Walckhoff also spearheads the men’s fashion and core accessories lines. The brand’s scarves, manufactured by Mantero Silk, have gone from being the worst performers in the licensee’s portfolio to the best over the past seven years, he said.
Ensuring cohesion between categories is key to Walckhoff’s role. “I want to make sure there is coherence between lifestyle, accessories and men’s, even if I respect the character of each line,” he explained. “The men’s line performs well because it’s really masculine. If we did a men’s line like we imagine Lacroix, slightly hysterical with lots of color, it wouldn’t work.…I try to make it interesting yet wearable, so it corresponds with the customer base we’ve built. That’s my rational Swiss side, which I mix with a bit of craziness. That’s how this house can go forward, step by step, stay at the forefront of people’s minds and become commercially viable. In the end, that’s what’s important. We’re not a museum.”
When he designs, Walckhoff thinks more about the house’s values than its archives; in no particular order, “flamboyance, eclecticism, color and surprise,” he listed.
Inclusiveness is also key — he puts just as much effort into a notebook sold for 15 euros as in a men’s clothing item at several thousand. “I try to give just as much to someone who doesn’t necessarily have a lot of money as to someone who is extremely wealthy,” he explained. “We’re open to everyone, young or old, whatever their race or sexual orientation. That’s why I think it’s terribly modern, and that’s also due to the man himself, because Christian is like that.”
For the future, Walckhoff would love the brand to move back into women’s wear. “I’m really pleased with the lifestyle direction we have taken, it has truly turned a new page for the house,” he said. “But I would love to come back to women’s fashion one day, because it’s the heart of the house. This house is living without its heart.”

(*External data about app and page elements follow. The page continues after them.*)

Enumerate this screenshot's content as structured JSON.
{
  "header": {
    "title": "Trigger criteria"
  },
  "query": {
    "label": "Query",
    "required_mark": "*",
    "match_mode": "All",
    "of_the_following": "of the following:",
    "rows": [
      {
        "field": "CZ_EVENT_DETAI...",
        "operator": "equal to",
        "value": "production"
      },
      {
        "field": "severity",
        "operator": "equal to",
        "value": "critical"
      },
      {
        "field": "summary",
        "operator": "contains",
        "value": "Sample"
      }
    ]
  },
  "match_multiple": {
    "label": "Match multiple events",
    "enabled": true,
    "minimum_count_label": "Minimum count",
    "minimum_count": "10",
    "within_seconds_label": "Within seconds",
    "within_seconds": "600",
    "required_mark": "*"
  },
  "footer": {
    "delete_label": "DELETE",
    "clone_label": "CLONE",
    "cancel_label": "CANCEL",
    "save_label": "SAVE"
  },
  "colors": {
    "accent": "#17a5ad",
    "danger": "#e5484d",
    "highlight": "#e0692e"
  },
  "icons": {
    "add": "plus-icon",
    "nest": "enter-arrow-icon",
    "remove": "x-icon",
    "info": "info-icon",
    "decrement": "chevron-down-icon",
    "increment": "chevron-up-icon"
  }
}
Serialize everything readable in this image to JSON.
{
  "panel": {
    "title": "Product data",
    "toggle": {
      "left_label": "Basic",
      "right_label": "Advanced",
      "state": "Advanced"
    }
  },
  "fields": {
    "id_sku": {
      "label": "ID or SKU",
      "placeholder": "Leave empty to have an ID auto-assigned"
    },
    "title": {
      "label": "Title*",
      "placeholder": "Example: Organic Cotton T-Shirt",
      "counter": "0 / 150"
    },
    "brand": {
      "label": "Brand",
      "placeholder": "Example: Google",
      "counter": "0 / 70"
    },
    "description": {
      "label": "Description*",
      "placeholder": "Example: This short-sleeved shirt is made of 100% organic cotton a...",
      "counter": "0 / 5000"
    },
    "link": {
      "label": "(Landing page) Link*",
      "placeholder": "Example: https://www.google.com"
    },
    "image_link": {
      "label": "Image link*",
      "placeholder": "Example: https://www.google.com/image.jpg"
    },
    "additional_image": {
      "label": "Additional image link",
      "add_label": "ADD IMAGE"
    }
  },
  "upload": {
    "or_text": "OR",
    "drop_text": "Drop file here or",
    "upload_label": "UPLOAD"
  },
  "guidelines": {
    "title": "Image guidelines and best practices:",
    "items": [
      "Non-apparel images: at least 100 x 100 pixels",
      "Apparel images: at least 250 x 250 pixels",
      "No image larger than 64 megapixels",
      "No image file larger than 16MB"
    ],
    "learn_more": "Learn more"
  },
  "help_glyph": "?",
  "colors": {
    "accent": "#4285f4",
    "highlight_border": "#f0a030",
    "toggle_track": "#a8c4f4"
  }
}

For the moment, however, Lacroix’s model is what has allowed it to survive and begin to prosper. “It’s a question of shareholder strategy, and for the moment they are not ready to invest, they have already invested a lot. But they are looking at the house with kinder eyes than they did a few years ago, so we are allowed to hope,” said Walckhoff.

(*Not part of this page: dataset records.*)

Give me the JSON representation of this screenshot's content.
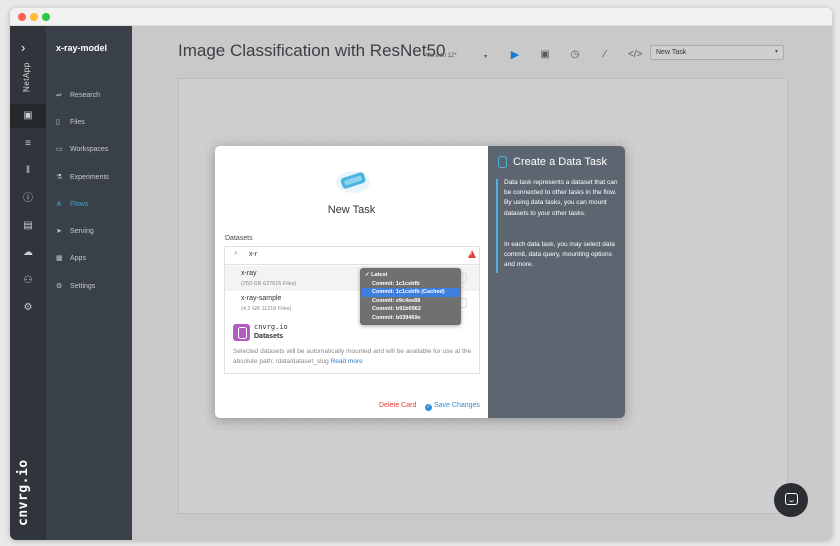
{
  "rail": {
    "brand_small": "NetApp",
    "brand_big": "cnvrg.io",
    "icons": [
      "notebook-icon",
      "database-icon",
      "library-icon",
      "info-icon",
      "package-icon",
      "cloud-icon",
      "team-icon",
      "cog-settings-icon"
    ]
  },
  "nav": {
    "project": "x-ray-model",
    "items": [
      {
        "label": "Research",
        "icon": "research-icon"
      },
      {
        "label": "Files",
        "icon": "file-icon"
      },
      {
        "label": "Workspaces",
        "icon": "workspace-icon"
      },
      {
        "label": "Experiments",
        "icon": "flask-icon"
      },
      {
        "label": "Flows",
        "icon": "flow-icon",
        "active": true
      },
      {
        "label": "Serving",
        "icon": "send-icon"
      },
      {
        "label": "Apps",
        "icon": "grid-icon"
      },
      {
        "label": "Settings",
        "icon": "gear-icon"
      }
    ]
  },
  "header": {
    "title": "Image Classification with ResNet50",
    "version": "Version 12*",
    "task_select": "New Task"
  },
  "modal": {
    "new_task": "New Task",
    "datasets_label": "Datasets",
    "search_value": "x-r",
    "datasets": [
      {
        "name": "x-ray",
        "meta": "(250 GB 627615 Files)"
      },
      {
        "name": "x-ray-sample",
        "meta": "(4.2 GB 11218 Files)"
      }
    ],
    "brand_name": "cnvrg.io",
    "brand_title": "Datasets",
    "note": "Selected datasets will be automatically mounted and will be available for use at the absolute path: /data/dataset_slug",
    "read_more": "Read more",
    "delete": "Delete Card",
    "save": "Save Changes",
    "commit_options": [
      "Latest",
      "Commit: 1c1cebfb",
      "Commit: 1c1cebfb (Cached)",
      "Commit: e9c4ee88",
      "Commit: b91b0962",
      "Commit: b039469e"
    ],
    "selected_commit_index": 2,
    "side_title": "Create a Data Task",
    "side_p1": "Data task represents a dataset that can be connected to other tasks in the flow. By using data tasks, you can mount datasets to your other tasks.",
    "side_p2": "In each data task, you may select data commit, data query, mounting options and more."
  },
  "colors": {
    "accent": "#3aa7c9",
    "primary": "#2f8ed8",
    "danger": "#e0403a",
    "selected": "#3c7fe0"
  }
}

If the brand were to reenter fashion, the designer sees himself coordinating a group of young creatives. “I would like to have different studios, a bit like Hermès does, with an artistic director for each department and someone to coordinate that. I can see myself in that role because I really know the history of the house,” he said.

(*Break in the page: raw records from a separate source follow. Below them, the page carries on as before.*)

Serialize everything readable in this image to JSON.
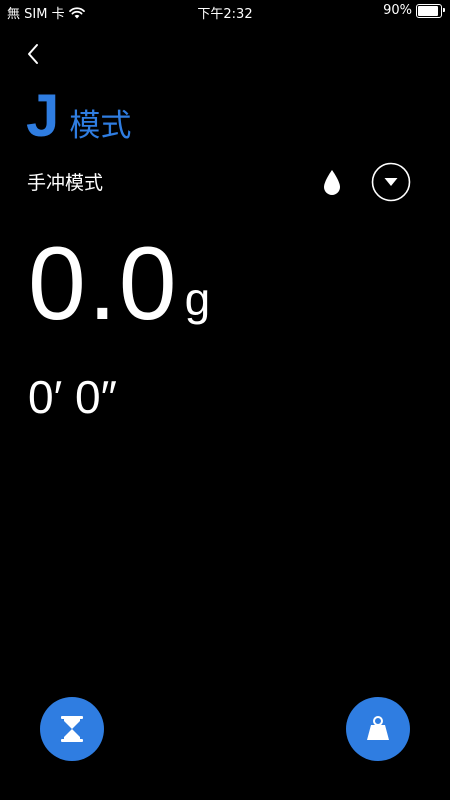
{
  "status_bar": {
    "carrier": "無 SIM 卡",
    "time": "下午2:32",
    "battery": "90%",
    "battery_level": 0.9
  },
  "header": {
    "mode_letter": "J",
    "mode_word": "模式"
  },
  "submode": {
    "label": "手冲模式"
  },
  "readout": {
    "weight": "0.0",
    "unit": "g",
    "timer": "0′ 0″"
  },
  "icons": {
    "back": "chevron-left-icon",
    "drop": "water-drop-icon",
    "dropdown": "triangle-down-icon",
    "timer": "hourglass-icon",
    "tare": "weight-icon"
  },
  "colors": {
    "accent": "#2f7de1",
    "background": "#000000",
    "text": "#ffffff"
  }
}
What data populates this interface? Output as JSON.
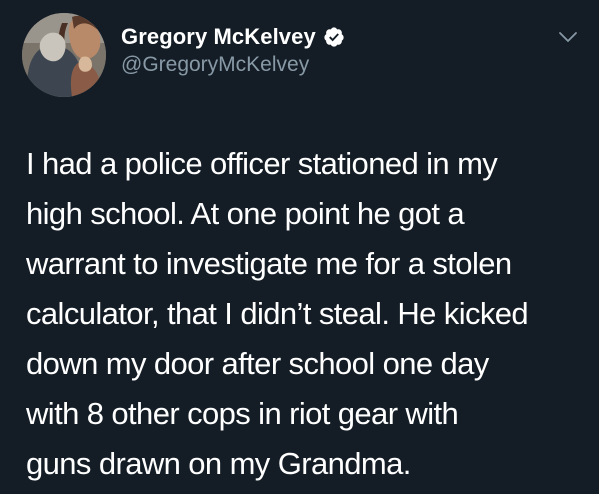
{
  "tweet": {
    "author": {
      "display_name": "Gregory McKelvey",
      "handle": "@GregoryMcKelvey",
      "verified": true
    },
    "text": "I had a police officer stationed in my\nhigh school. At one point he got a\nwarrant to investigate me for a stolen\ncalculator, that I didn’t steal. He kicked\ndown my door after school one day\nwith 8 other cops in riot gear with\nguns drawn on my Grandma."
  },
  "icons": {
    "verified": "verified-badge-icon",
    "menu": "chevron-down-icon"
  },
  "colors": {
    "background": "#141d26",
    "text": "#ffffff",
    "secondary_text": "#8899a6",
    "verified_badge": "#ffffff"
  }
}
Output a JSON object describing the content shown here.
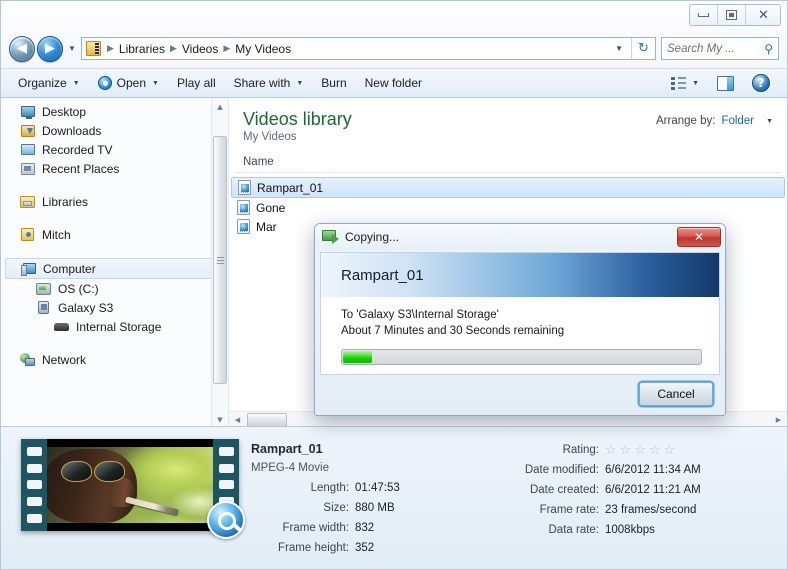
{
  "window": {
    "controls": {
      "minimize": "Minimize",
      "maximize": "Restore",
      "close": "✕"
    }
  },
  "address": {
    "back_label": "◀",
    "forward_label": "▶",
    "history_caret": "▼",
    "crumbs": [
      "Libraries",
      "Videos",
      "My Videos"
    ],
    "separator": "▶",
    "dropdown_caret": "▼",
    "refresh_label": "↻"
  },
  "search": {
    "placeholder": "Search My ...",
    "icon": "search-icon",
    "glyph": "⚲"
  },
  "toolbar": {
    "organize": "Organize",
    "open": "Open",
    "play_all": "Play all",
    "share_with": "Share with",
    "burn": "Burn",
    "new_folder": "New folder",
    "caret": "▼",
    "help_glyph": "?"
  },
  "sidebar": {
    "groups": [
      {
        "items": [
          {
            "label": "Desktop",
            "icon": "desktop-icon",
            "level": 1
          },
          {
            "label": "Downloads",
            "icon": "downloads-icon",
            "level": 1
          },
          {
            "label": "Recorded TV",
            "icon": "recorded-tv-icon",
            "level": 1
          },
          {
            "label": "Recent Places",
            "icon": "recent-places-icon",
            "level": 1
          }
        ]
      },
      {
        "items": [
          {
            "label": "Libraries",
            "icon": "libraries-icon",
            "level": 0
          }
        ]
      },
      {
        "items": [
          {
            "label": "Mitch",
            "icon": "user-folder-icon",
            "level": 0
          }
        ]
      },
      {
        "items": [
          {
            "label": "Computer",
            "icon": "computer-icon",
            "level": 0,
            "selected": true
          },
          {
            "label": "OS (C:)",
            "icon": "hard-drive-icon",
            "level": 1
          },
          {
            "label": "Galaxy S3",
            "icon": "phone-icon",
            "level": 1
          },
          {
            "label": "Internal Storage",
            "icon": "internal-storage-icon",
            "level": 2
          }
        ]
      },
      {
        "items": [
          {
            "label": "Network",
            "icon": "network-icon",
            "level": 0
          }
        ]
      }
    ]
  },
  "library": {
    "title": "Videos library",
    "subtitle": "My Videos",
    "arrange_label": "Arrange by:",
    "arrange_value": "Folder",
    "arrange_caret": "▼",
    "column_header": "Name",
    "files": [
      {
        "name": "Rampart_01",
        "selected": true
      },
      {
        "name": "Gone",
        "selected": false
      },
      {
        "name": "Mar",
        "selected": false
      }
    ]
  },
  "dialog": {
    "title": "Copying...",
    "close_label": "✕",
    "file_name": "Rampart_01",
    "destination_line": "To 'Galaxy S3\\Internal Storage'",
    "time_remaining_line": "About 7 Minutes and 30 Seconds remaining",
    "progress_percent": 8,
    "cancel_label": "Cancel"
  },
  "details": {
    "file_title": "Rampart_01",
    "file_type": "MPEG-4 Movie",
    "left_fields": [
      {
        "label": "Length:",
        "value": "01:47:53"
      },
      {
        "label": "Size:",
        "value": "880 MB"
      },
      {
        "label": "Frame width:",
        "value": "832"
      },
      {
        "label": "Frame height:",
        "value": "352"
      }
    ],
    "rating_label": "Rating:",
    "rating_stars": 5,
    "rating_filled": 0,
    "star_glyph": "☆",
    "right_fields": [
      {
        "label": "Date modified:",
        "value": "6/6/2012 11:34 AM"
      },
      {
        "label": "Date created:",
        "value": "6/6/2012 11:21 AM"
      },
      {
        "label": "Frame rate:",
        "value": "23 frames/second"
      },
      {
        "label": "Data rate:",
        "value": "1008kbps"
      }
    ]
  },
  "colors": {
    "library_title_green": "#1a6b2f",
    "link_blue": "#1667b3",
    "progress_green": "#15d400",
    "close_red": "#c0392f"
  }
}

“Fashion should be something young.…It’s complicated to be as excited about fashion at my age, 55, than it is at 25,” he believes. “It’s much more interesting to work with young people who are still excited by something because it’s the first time they’ve come across it.”
Targeting younger consumers is also key. The brand will launch an e-commerce site in November, a move Walckhoff sees as crucial to better understanding its client base. Its recent collaboration with multimedia artist Brian Kenny on a 30th anniversary capsule collection is another move in this direction.
“I didn’t want something too historical. The clothes are fantastic…they’re part of the history of fashion, but they are of their time. I wanted something current, to speak to a younger consumer who didn’t live through the house’s glory years,” he explained.
As an avid art collector, Walckhoff was familiar with Kenny’s work. “He’s interested in diversity, in human rights, there were lots of things that tied in with the house; lots of fun, lots of color, common points with Lacroix but expressed in a very different way.”
The artist’s position as an online influencer should also open up brand awareness. “He speaks to a population who knows very little about Lacroix,” explained Walckhoff.